10-05-2003, 11:30 AM
Originally posted by bradley


Yes it does, but I never stated that de novo lipogenesis would not contribute to the synthesis of fat. I did state that overeating carbs/protein in the short term would not contribute to any significant change in bf, and in that study ~4g of fat were synthesized from the ingestion of 500g of carbs.

Overeating of any type won't do much if done for a short period of time.

Remember also that even though new fat isn't being created, less fat is being burned.

chris mason
10-05-2003, 11:31 AM
Originally posted by bradley
I agree that total calorie balance will be the determing factor as to whether or not you gain/lose weught.

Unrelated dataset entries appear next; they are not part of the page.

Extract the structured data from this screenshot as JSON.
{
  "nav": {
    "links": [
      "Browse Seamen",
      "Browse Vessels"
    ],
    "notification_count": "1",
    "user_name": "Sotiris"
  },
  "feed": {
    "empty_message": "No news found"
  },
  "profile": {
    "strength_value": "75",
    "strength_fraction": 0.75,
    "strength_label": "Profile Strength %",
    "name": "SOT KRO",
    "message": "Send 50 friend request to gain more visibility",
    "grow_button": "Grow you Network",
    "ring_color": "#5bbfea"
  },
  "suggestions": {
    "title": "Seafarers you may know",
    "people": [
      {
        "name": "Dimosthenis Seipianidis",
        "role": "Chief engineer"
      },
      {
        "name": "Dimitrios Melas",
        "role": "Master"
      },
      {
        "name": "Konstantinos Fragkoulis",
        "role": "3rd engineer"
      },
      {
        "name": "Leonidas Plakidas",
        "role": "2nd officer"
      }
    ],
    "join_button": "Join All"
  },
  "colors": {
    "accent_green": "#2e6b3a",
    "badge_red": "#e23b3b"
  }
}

Although if one were to overfeed on just protein alone then it should not contribute lead to any significant amount of fat gain, assuming you were eating protein with minimal fat. Excess protein will be converted to glucose, via gluconeogenesis, and the conversion of glucose to fat is not an effecient process in the body (de novo lipogenesis).



I just wanted to point out that you did not initially qaulify your statement with "short term".

What you said was the overfeeding by protein alone would not result in any "significant" gain in bodyfat. No time qualifier.

That was what I disagreed with.

In any event the studies referenced were interesting and I learned something.

bradley
10-05-2003, 11:43 AM
Originally posted by chris mason




I just wanted to point out that you did not initially qaulify your statement with "short term".

What you said was the overfeeding by protein alone would not result in any "significant" gain in bodyfat. No time qualifier.

That was what I disagreed with.

In any event the studies referenced were interesting and I learned something.

I should have made that clear from the beginning, although I did state it in another post.:)


Originally posted by bradley
Excess protein will be converted to glucose, and the glucose will then be used for immediate energy or stored as glycogen and/or fat. My point is that the conversion of glucose to fat is not likely to contribute to fat gain, in the short term anyway.

AJ_11
10-05-2003, 04:08 PM
The obesity epidemic in America can be attributed to numerous factors, and one will increase overall bf levels if they overeat day in and day out, regardless of where the calories are coming from.

The increased consumption of calories (high fructose corn syrup, processed foods, etc.) and the reduced activity level are a couple of the factors associated with the obesity epidemic in America.



If we are talking about the Americian diet it is all the refined foods and high suger intake that is making them fat. Typically the Americian diet is not that high in protein at all, it is mainly Simple Carbs & Fat. Go to any Fast Food resturaunt, you will not find anything any High Calorie meal containing a significant amt. of protein.




Remember also that even though new fat isn't being created, less fat is being burned.



Overeating any Macronutrient will stall fat loss, but it takes less carbs, and fat to promote Fat gain. As soon as you get a insulin response fat burning comes to a halt. It takes more protein, to create such a response and stop fat burning then fat storage.

All I am saying that Carbs (although have some metabolic benefits, like bradley stated w/ Leptin levels) and Fat overeating will cause more fat storage in a calorie to calorie comparison. Protein also makes you fuller, where as you are more likely to stuff your self silly before any fat storing takes affect.